Work request: For the word "camera", work out how many lines in the records below contain it and state that count alone.

Excerpted data:

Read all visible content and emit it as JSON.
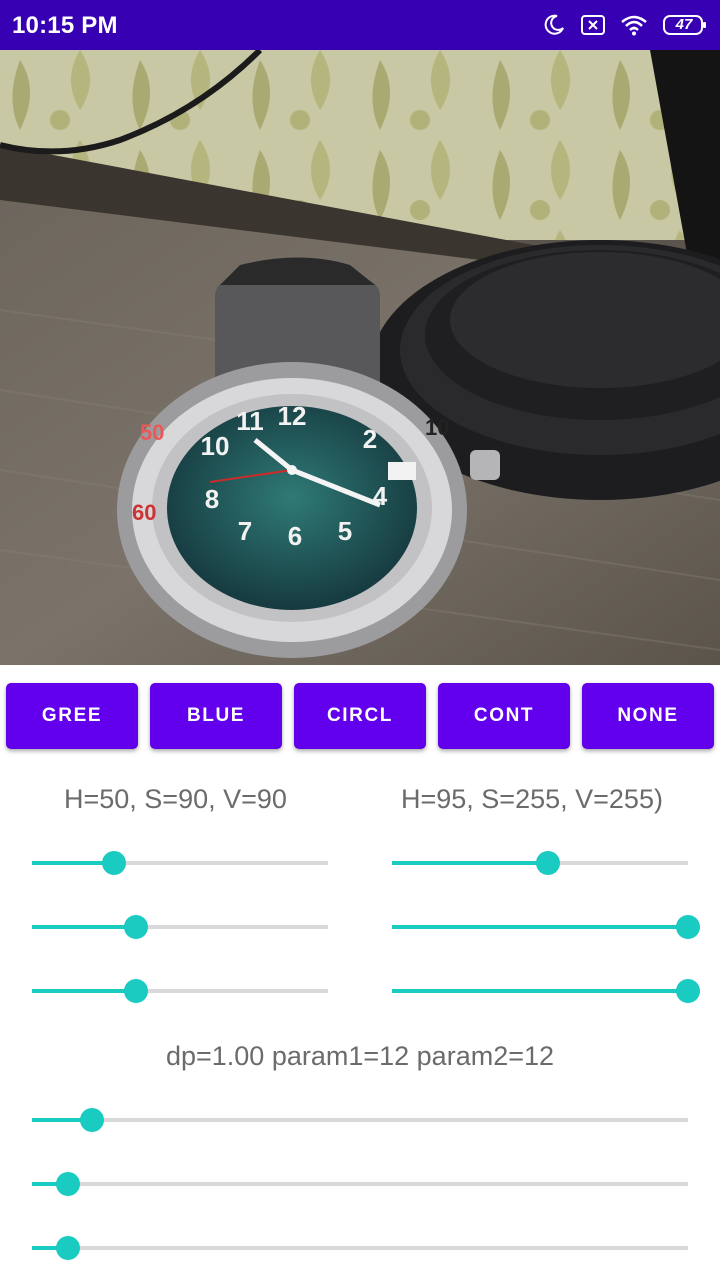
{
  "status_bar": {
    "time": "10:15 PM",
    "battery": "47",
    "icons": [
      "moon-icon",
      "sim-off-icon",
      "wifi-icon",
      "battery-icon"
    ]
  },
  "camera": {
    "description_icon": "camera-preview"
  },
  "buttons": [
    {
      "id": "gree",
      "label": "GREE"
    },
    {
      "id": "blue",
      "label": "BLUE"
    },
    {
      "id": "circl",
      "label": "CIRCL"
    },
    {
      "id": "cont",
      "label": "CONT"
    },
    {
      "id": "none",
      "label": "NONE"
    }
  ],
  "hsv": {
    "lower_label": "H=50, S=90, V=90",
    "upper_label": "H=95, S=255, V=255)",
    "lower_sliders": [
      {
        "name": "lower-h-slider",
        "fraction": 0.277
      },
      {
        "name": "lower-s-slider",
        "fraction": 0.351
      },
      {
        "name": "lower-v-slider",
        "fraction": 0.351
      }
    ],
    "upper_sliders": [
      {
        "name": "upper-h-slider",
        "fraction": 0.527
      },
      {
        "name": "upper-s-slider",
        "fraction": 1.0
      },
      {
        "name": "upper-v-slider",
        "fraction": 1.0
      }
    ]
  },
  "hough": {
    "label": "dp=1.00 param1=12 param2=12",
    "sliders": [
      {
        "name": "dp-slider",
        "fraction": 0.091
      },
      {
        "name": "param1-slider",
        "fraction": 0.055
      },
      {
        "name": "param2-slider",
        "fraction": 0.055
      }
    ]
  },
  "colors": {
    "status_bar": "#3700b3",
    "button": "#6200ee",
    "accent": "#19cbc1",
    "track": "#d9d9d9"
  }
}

Answer to this problem: 2